- WHAT YOU WILL DO:
Keep only the lines that hold the string "JSON", filtering out the rest of the entries below.

RECORDS SUPPLIED section start

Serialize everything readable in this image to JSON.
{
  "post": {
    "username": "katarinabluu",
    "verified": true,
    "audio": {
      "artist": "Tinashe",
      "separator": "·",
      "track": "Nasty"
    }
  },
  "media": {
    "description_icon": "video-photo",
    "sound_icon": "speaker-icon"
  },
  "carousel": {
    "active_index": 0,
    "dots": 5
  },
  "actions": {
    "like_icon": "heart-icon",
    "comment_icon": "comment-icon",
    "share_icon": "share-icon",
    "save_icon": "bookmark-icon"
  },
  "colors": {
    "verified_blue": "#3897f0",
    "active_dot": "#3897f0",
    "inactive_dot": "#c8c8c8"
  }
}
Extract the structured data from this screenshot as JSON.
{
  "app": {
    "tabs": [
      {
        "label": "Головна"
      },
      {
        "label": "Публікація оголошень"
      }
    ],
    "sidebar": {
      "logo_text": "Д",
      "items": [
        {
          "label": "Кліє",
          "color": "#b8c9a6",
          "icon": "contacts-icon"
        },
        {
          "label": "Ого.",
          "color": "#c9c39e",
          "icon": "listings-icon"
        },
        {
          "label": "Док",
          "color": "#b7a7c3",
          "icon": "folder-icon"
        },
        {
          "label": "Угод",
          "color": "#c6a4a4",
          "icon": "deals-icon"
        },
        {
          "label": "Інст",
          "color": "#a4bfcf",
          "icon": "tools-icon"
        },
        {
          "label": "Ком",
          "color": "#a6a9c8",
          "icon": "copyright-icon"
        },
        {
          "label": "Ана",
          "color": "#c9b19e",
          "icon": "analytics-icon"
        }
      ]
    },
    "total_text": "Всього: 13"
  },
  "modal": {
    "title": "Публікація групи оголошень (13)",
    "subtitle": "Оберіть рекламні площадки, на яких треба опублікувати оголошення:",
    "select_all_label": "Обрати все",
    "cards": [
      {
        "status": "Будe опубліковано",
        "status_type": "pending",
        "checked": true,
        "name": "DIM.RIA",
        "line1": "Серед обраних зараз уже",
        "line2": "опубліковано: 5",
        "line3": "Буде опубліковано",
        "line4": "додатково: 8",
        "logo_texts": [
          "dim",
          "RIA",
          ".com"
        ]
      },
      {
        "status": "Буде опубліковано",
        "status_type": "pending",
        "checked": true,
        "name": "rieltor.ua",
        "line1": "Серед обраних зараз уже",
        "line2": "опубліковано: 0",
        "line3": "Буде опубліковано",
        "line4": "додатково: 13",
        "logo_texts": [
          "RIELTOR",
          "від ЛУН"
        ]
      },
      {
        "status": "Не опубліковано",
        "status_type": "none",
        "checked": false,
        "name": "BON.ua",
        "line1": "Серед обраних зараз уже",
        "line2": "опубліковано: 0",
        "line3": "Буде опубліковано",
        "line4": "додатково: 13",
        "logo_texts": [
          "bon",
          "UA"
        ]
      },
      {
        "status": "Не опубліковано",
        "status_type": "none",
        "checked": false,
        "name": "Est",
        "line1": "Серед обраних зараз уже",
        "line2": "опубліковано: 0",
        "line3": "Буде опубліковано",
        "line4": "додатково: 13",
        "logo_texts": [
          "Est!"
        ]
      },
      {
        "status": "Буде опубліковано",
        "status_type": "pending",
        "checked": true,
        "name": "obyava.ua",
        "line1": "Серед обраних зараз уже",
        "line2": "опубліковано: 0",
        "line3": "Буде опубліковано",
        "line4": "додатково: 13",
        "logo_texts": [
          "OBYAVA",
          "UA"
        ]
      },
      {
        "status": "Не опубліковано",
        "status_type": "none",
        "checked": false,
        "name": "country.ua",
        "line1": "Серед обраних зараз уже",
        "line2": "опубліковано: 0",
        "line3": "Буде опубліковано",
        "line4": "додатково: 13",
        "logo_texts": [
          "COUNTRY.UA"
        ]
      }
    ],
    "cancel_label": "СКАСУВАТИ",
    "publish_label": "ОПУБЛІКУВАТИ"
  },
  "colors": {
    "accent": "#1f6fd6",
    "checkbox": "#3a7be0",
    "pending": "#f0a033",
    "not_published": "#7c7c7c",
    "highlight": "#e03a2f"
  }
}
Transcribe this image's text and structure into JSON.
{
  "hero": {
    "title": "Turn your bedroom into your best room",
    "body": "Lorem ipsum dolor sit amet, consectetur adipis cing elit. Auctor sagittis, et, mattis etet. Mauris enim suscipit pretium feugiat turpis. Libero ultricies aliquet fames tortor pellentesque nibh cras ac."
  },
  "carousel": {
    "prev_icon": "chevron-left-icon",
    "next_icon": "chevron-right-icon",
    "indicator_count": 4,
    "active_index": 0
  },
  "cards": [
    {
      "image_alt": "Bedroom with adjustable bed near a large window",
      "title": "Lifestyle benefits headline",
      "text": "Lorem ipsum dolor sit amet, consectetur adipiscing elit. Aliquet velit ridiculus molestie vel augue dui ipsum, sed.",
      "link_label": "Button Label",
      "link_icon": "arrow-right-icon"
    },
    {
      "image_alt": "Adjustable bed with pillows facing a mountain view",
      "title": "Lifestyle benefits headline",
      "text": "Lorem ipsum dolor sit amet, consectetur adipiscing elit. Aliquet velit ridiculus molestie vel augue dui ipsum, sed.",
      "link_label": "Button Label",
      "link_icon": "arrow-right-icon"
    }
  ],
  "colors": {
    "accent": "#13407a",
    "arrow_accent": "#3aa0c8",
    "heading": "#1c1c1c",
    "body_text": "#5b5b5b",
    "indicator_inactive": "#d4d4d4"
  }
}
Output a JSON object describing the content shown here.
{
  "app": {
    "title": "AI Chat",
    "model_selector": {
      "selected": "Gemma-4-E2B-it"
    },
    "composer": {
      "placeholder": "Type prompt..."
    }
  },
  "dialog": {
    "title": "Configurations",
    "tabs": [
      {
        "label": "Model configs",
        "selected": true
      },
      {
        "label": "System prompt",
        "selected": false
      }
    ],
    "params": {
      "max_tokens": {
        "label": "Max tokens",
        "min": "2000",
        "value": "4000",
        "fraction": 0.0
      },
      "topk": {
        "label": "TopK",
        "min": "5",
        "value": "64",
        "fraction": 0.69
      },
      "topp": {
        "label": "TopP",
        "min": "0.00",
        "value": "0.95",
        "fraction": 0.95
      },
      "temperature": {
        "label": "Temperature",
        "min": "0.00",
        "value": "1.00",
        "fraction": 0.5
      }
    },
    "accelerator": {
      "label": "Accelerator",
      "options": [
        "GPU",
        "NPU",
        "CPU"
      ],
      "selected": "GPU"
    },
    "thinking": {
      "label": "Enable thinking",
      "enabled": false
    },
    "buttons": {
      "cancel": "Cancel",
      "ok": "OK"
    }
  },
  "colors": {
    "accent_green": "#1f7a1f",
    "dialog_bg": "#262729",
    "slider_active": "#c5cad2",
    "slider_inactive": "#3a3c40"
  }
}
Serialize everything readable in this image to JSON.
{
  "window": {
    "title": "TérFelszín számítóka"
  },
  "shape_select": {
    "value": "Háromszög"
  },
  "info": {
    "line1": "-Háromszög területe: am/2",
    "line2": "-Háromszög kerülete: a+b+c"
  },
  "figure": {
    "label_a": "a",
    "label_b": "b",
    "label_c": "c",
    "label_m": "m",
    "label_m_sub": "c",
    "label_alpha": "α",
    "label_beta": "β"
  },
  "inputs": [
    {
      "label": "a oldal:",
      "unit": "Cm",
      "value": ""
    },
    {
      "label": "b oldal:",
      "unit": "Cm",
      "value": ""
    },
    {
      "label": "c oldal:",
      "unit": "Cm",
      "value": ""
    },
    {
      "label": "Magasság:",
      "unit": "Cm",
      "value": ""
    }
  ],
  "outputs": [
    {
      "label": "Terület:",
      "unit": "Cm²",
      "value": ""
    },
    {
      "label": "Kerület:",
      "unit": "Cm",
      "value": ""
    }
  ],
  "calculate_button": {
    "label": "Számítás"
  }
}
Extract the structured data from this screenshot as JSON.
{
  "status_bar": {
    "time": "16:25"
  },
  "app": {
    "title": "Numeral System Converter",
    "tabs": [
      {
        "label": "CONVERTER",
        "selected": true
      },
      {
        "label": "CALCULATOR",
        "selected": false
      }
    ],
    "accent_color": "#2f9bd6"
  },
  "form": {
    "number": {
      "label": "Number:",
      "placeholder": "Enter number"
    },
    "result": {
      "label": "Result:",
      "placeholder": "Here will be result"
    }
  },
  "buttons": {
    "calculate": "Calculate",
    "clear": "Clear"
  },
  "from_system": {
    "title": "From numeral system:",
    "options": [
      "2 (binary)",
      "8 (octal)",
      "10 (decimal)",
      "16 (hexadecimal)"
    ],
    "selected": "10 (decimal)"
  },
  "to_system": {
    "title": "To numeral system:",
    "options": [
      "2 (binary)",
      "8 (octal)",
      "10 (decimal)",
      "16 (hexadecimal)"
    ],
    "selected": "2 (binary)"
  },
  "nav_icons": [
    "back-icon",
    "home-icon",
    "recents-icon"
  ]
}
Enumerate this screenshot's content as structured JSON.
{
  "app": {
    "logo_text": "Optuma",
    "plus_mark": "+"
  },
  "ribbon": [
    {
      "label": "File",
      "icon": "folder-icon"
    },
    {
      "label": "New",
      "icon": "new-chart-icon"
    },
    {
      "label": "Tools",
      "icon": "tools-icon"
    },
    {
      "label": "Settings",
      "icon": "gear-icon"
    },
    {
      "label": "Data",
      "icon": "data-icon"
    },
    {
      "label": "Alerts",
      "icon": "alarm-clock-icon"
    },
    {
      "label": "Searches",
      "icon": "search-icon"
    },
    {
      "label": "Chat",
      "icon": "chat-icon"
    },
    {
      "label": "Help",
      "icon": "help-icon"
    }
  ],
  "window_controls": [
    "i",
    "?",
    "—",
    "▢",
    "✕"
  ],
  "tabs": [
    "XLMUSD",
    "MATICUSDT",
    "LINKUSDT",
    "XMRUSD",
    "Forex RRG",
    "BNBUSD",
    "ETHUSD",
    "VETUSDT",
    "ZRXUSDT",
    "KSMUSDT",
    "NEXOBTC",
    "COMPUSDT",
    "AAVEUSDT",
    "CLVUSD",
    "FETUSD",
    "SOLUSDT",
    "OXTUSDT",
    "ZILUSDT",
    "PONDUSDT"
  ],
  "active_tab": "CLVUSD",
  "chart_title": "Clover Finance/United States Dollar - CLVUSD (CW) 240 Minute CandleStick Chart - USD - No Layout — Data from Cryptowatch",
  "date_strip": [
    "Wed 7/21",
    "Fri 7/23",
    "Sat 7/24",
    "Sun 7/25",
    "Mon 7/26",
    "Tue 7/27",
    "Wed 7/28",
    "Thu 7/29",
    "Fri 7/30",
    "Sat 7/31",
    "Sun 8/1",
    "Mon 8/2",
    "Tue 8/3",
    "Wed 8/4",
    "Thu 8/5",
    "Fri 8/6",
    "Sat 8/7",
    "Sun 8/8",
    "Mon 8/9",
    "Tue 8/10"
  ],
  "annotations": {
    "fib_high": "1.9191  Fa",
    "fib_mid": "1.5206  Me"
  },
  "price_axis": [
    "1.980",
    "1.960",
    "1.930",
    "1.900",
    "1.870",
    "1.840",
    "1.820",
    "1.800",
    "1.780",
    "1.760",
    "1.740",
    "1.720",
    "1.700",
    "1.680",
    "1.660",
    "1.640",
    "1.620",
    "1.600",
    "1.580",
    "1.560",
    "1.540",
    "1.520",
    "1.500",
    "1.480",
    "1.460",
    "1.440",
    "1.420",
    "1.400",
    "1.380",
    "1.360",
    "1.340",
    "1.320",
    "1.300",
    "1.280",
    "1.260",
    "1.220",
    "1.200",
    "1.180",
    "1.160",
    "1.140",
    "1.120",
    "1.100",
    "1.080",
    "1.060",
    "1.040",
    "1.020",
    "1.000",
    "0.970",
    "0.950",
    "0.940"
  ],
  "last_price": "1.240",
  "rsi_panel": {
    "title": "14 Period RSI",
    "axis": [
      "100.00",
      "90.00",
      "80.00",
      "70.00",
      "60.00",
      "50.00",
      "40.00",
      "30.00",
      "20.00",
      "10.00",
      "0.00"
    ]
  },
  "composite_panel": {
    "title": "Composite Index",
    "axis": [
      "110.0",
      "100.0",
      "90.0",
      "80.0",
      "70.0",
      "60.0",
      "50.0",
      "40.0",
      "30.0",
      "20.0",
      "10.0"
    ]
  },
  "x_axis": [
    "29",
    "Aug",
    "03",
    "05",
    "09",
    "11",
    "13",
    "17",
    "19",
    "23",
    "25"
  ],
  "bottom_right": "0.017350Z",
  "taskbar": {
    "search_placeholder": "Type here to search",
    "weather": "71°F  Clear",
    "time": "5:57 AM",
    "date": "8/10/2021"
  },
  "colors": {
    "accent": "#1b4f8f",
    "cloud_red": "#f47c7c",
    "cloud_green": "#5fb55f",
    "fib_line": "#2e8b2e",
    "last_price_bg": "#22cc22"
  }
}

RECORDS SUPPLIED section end

- OUTPUT BELOW:
Serialize everything readable in this image to JSON.
Extract the structured data from this screenshot as JSON.
Transcribe this image's text and structure into JSON.
Output a JSON object describing the content shown here.
Serialize everything readable in this image to JSON.
Extract the structured data from this screenshot as JSON.
Enumerate this screenshot's content as structured JSON.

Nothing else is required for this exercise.